There should be 20 Hobgobbies and although, yes, they SHOULD be a THREAT to the players, but as a GROUP.  Not individually.  That should be reserved for named bad guys, Chiefs, head lieutenants and the like, not greeblies. 
I prefer the elegance of 'max damage' instead of additionally rolling dice, so won't be using this rule. 



The problem our group had with max damage is that it's not really that different from a solid hit, heck it actually happens less often it seems.

Critical hits about 5% of the time (20 on a d20).  Max damage with a longsword happens 12.5% of the time (8 on a d8).  So why do you even need critical rules then?

I do like the idea of simply doubling the dice OR and this is a novel idea...why not apply advantage to the damage of a critical hit?  Roll twice and take the best?  I love the advantage idea and apply it with abandon instead of trying to figure out modifiers.  I've used it for healing rolls, I've used it for initiative.  Anything where the PCs through action or description have a clear advantage.  There's no reason a critical can't apply the same effect to damage.

New Packet - new rules.


It looks like this rule is gone and now critical hits do max damage plus an extra weapon damage die.

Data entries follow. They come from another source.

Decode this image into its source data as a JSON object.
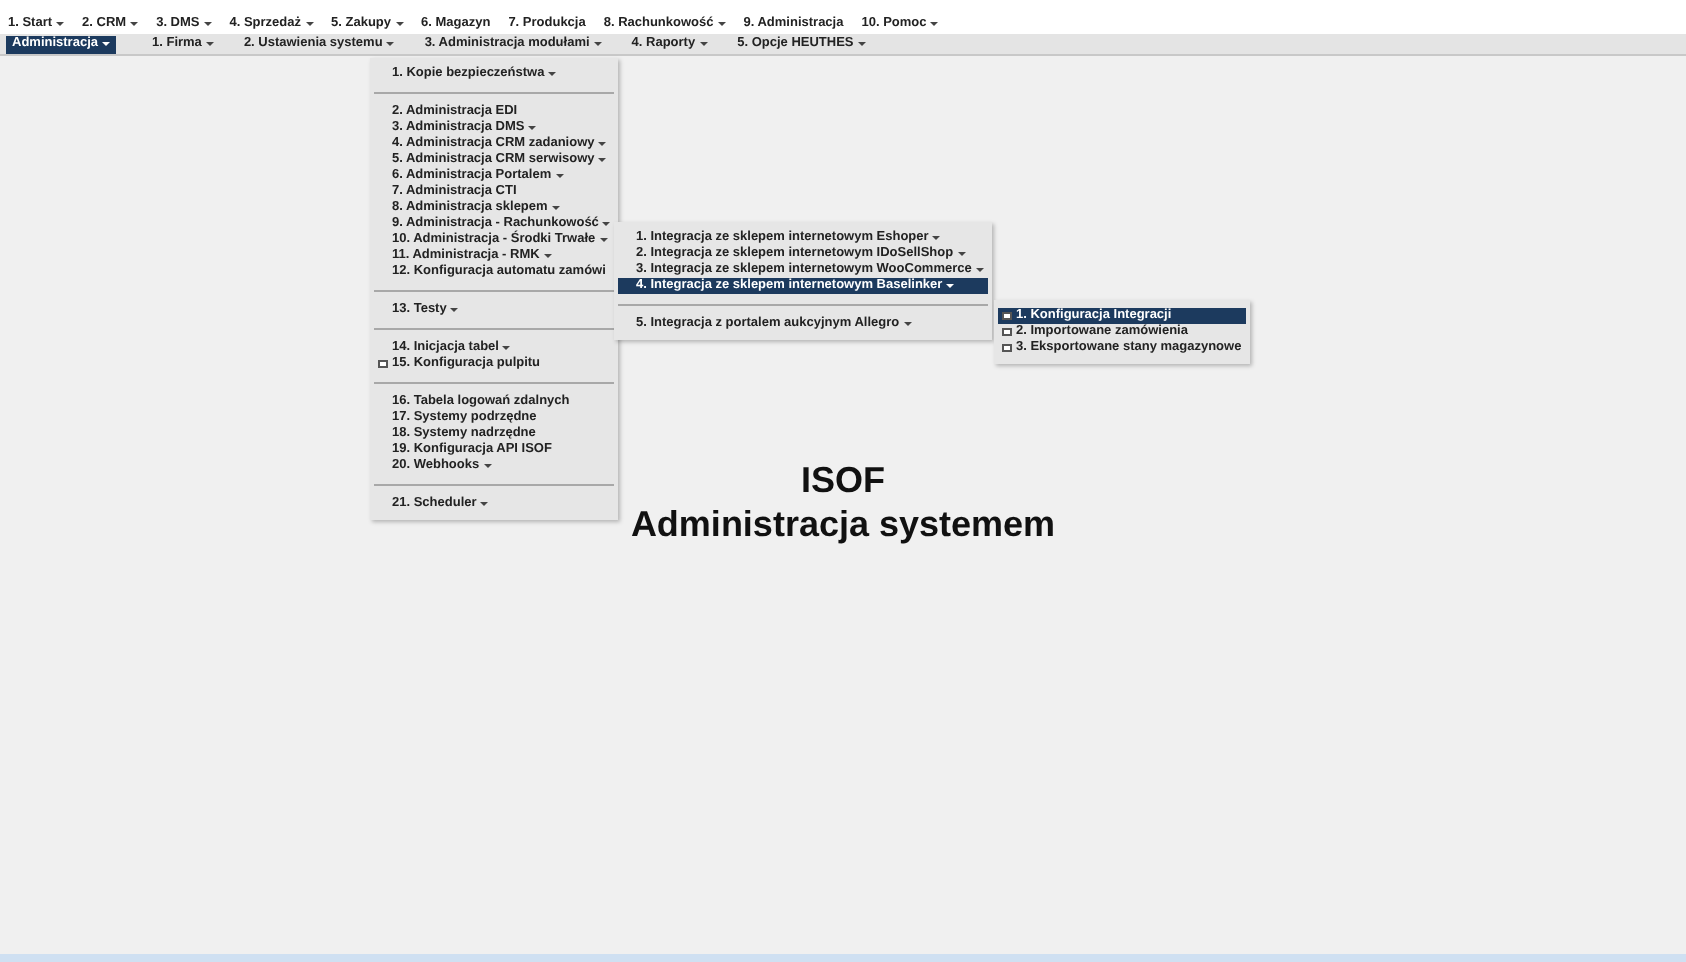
{
  "top_menu": [
    {
      "label": "1. Start",
      "has_submenu": true
    },
    {
      "label": "2. CRM",
      "has_submenu": true
    },
    {
      "label": "3. DMS",
      "has_submenu": true
    },
    {
      "label": "4. Sprzedaż",
      "has_submenu": true
    },
    {
      "label": "5. Zakupy",
      "has_submenu": true
    },
    {
      "label": "6. Magazyn",
      "has_submenu": false
    },
    {
      "label": "7. Produkcja",
      "has_submenu": false
    },
    {
      "label": "8. Rachunkowość",
      "has_submenu": true
    },
    {
      "label": "9. Administracja",
      "has_submenu": false
    },
    {
      "label": "10. Pomoc",
      "has_submenu": true
    }
  ],
  "sub_menu": [
    {
      "label": "Administracja",
      "has_submenu": true,
      "selected": true
    },
    {
      "label": "1. Firma",
      "has_submenu": true,
      "selected": false
    },
    {
      "label": "2. Ustawienia systemu",
      "has_submenu": true,
      "selected": false
    },
    {
      "label": "3. Administracja modułami",
      "has_submenu": true,
      "selected": false
    },
    {
      "label": "4. Raporty",
      "has_submenu": true,
      "selected": false
    },
    {
      "label": "5. Opcje HEUTHES",
      "has_submenu": true,
      "selected": false
    }
  ],
  "dropdowns": [
    {
      "groups": [
        [
          {
            "label": "1. Kopie bezpieczeństwa",
            "has_submenu": true,
            "icon": false,
            "selected": false
          }
        ],
        [
          {
            "label": "2. Administracja EDI",
            "has_submenu": false,
            "icon": false,
            "selected": false
          },
          {
            "label": "3. Administracja DMS",
            "has_submenu": true,
            "icon": false,
            "selected": false
          },
          {
            "label": "4. Administracja CRM zadaniowy",
            "has_submenu": true,
            "icon": false,
            "selected": false
          },
          {
            "label": "5. Administracja CRM serwisowy",
            "has_submenu": true,
            "icon": false,
            "selected": false
          },
          {
            "label": "6. Administracja Portalem",
            "has_submenu": true,
            "icon": false,
            "selected": false
          },
          {
            "label": "7. Administracja CTI",
            "has_submenu": false,
            "icon": false,
            "selected": false
          },
          {
            "label": "8. Administracja sklepem",
            "has_submenu": true,
            "icon": false,
            "selected": false
          },
          {
            "label": "9. Administracja - Rachunkowość",
            "has_submenu": true,
            "icon": false,
            "selected": false
          },
          {
            "label": "10. Administracja - Środki Trwałe",
            "has_submenu": true,
            "icon": false,
            "selected": false
          },
          {
            "label": "11. Administracja - RMK",
            "has_submenu": true,
            "icon": false,
            "selected": false
          },
          {
            "label": "12. Konfiguracja automatu zamówi",
            "has_submenu": false,
            "icon": false,
            "selected": false
          }
        ],
        [
          {
            "label": "13. Testy",
            "has_submenu": true,
            "icon": false,
            "selected": false
          }
        ],
        [
          {
            "label": "14. Inicjacja tabel",
            "has_submenu": true,
            "icon": false,
            "selected": false
          },
          {
            "label": "15. Konfiguracja pulpitu",
            "has_submenu": false,
            "icon": true,
            "selected": false
          }
        ],
        [
          {
            "label": "16. Tabela logowań zdalnych",
            "has_submenu": false,
            "icon": false,
            "selected": false
          },
          {
            "label": "17. Systemy podrzędne",
            "has_submenu": false,
            "icon": false,
            "selected": false
          },
          {
            "label": "18. Systemy nadrzędne",
            "has_submenu": false,
            "icon": false,
            "selected": false
          },
          {
            "label": "19. Konfiguracja API ISOF",
            "has_submenu": false,
            "icon": false,
            "selected": false
          },
          {
            "label": "20. Webhooks",
            "has_submenu": true,
            "icon": false,
            "selected": false
          }
        ],
        [
          {
            "label": "21. Scheduler",
            "has_submenu": true,
            "icon": false,
            "selected": false
          }
        ]
      ]
    },
    {
      "groups": [
        [
          {
            "label": "1. Integracja ze sklepem internetowym Eshoper",
            "has_submenu": true,
            "icon": false,
            "selected": false
          },
          {
            "label": "2. Integracja ze sklepem internetowym IDoSellShop",
            "has_submenu": true,
            "icon": false,
            "selected": false
          },
          {
            "label": "3. Integracja ze sklepem internetowym WooCommerce",
            "has_submenu": true,
            "icon": false,
            "selected": false
          },
          {
            "label": "4. Integracja ze sklepem internetowym Baselinker",
            "has_submenu": true,
            "icon": false,
            "selected": true
          }
        ],
        [
          {
            "label": "5. Integracja z portalem aukcyjnym Allegro",
            "has_submenu": true,
            "icon": false,
            "selected": false
          }
        ]
      ]
    },
    {
      "groups": [
        [
          {
            "label": "1. Konfiguracja Integracji",
            "has_submenu": false,
            "icon": true,
            "selected": true
          },
          {
            "label": "2. Importowane zamówienia",
            "has_submenu": false,
            "icon": true,
            "selected": false
          },
          {
            "label": "3. Eksportowane stany magazynowe",
            "has_submenu": false,
            "icon": true,
            "selected": false
          }
        ]
      ]
    }
  ],
  "heading": {
    "title": "ISOF",
    "subtitle": "Administracja systemem"
  }
}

Carl
The new crit riles are just what I thought they should be. Just what I mentioned earlier in the thread.
I think it works best. You are guarenteed to get the damage of a good hit +1, and can get up to double damage.
Does this apply to spells that have an attack roll? Hmm. That's why +xd6 was nice. Casters could chip in.
Currently running a playtest, weekly, online D&D Next Session using a virtual table system called roll20.
I'll admit this new crit seems a little underwhelming to me, but with lower monster hp it might work out okay. I just want a crit to feel powerful and dangerous